Once you start understanding this, then you start owning them. Only once you own them to be yours, will you be able to start standing up for them, and asking for them to be met.
These two pieces – knowing what you want, and asking for it – they will go back and forth. Knowing what you want will help you ask for it, and asking for it will help you know better what you want.
2. Meta Emotions
Most of our emotional suffering isn’t because of emotions, but because of meta emotions – emotions that we feel about the emotions we experience.
These meta emotions come from the space of categorizing emotions as good or bad.
As you read the quote from Dr. Durvasula above stating guilt to be one of the main impediments to boundary setting – it’s important to note that it isn’t the guilt itself that is the issue here. It is how we react, or emote, to the feeling of guilt.
An article in the Huffpost reads:
“I don’t know that there’s a time when guilt is not warranted, because warranted to me means validation for your feelings. And I think whatever you’re feeling is valid.”– Racine Henry, a licensed marriage and family therapist in New York City

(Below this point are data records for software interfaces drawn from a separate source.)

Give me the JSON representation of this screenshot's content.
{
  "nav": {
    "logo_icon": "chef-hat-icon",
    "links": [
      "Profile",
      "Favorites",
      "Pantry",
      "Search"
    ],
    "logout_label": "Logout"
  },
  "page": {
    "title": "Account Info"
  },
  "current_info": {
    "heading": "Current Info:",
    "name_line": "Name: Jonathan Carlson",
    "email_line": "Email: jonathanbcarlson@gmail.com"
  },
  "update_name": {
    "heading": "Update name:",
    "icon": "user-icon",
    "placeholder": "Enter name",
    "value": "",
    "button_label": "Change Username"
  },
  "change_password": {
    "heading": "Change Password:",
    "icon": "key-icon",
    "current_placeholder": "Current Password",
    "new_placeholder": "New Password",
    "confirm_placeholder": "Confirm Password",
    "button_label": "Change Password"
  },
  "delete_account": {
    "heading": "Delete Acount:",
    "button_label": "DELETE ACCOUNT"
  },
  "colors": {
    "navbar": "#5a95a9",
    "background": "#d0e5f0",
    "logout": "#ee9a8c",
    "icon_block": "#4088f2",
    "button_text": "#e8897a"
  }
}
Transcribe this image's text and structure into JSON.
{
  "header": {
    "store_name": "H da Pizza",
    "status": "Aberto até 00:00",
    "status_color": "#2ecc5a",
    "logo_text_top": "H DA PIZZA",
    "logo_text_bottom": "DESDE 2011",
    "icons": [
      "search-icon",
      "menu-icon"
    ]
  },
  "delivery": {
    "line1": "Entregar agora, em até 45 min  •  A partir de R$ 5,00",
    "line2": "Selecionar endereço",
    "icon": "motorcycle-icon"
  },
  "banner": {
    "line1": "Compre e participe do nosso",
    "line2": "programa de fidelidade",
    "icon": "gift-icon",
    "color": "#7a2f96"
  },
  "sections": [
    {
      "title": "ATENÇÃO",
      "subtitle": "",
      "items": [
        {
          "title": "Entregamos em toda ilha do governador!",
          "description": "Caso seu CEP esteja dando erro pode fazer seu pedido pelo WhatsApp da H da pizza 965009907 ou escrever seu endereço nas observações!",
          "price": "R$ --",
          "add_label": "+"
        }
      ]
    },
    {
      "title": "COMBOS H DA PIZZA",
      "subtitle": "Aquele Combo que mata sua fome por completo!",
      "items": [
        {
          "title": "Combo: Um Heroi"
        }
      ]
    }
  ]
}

And so the next step in this process is to learn to work with emotions – all emotions, yes – and specifically emotions of Anger, Guilt, and Shame, with respect to boundary work.
Just like this work is not possible without ownership, it’s also not possible without being open to be vulnerable. Vulnerability is usually seen as allowing yourself to be weak.
To me, vulnerability is allowing yourself to be seen for you – as you are – all of you, or as much of you as you feel comfortable to share.
Vulnerability isn’t a one time thing – it’s a bit-by-bit process that we work on. We open up ourselves a little at a time – ask for what we want & need, and then a little more, and then some more.
The more we own our needs and wants, the more we learn to work with our emotions, the easier it is to open up and be seen for who we are and what we need.
Relationships are two-way streets. There’s always give and take. This give and take isn’t so much “transactional” as it’s natural. In nature, every single being receives, and gives. That’s just how life is – a two-way street.
So when you spend time exploring what you want, standing up for yourself, and asking for your needs to be met, it’s important to see that you’re doing your bit to keep the relationship balanced. That you’re checking in with the other to see if you’re respecting their boundaries.
Other’s boundaries are not your responsibility, but your actions are definitely yours to own!
Another important piece here is – when you say no to someone you’ve always said yes to, you’re also creating an opportunity for them to work on some of their possible blind spots. Thus, eventually, healthy boundaries always lead to nourishment & evolution of all those involved in the process.
This work isn’t complicated, but it is complex. And since none of us were taught these skills, we’re all beginners right now. And most beginners make “mistakes”. I put the word, mistakes, in quotes because mistake is what we call when we try something and it doesn’t work out.
So really, are there any mistakes? I think there are “tries” that go how we want them to, or not so much! Whichever way they go, the most important thing they do is give us information!
Since we’re all beginners, and we’re all trying, give yourself grace – patience, kindness, and gentleness!
- Boundary work has multiple layers to it.
- Learning to work with emotions is crucial to be able to do this work.
- It is important to own your needs and wants, and cultivate vulnerability.
- Boundaries are about creating win-win situations for all involved.
Do drop in your thoughts/ questions/ suggestions in the comments box below – I’d love to hear from you 🙂
P.S. You might find the article, “Why Do I Feel Guilty When I Get Angry?“, to be a good next read!
(1) How to Deal with Guilt when Setting Boundaries, by Cherilynn Veland, LCSW, MSW. Aspirations Inc | https://www.asafeplacetogrow.ca/how-to-deal-with-guilt-when-setting-boundaries/
(2) Why Do Boundaries Make Us Feel Bad, by Marissa Pomerance. The Candidly | https://www.thecandidly.com/2019/why-does-setting-boundaries-make-us-feel-like-terrible-people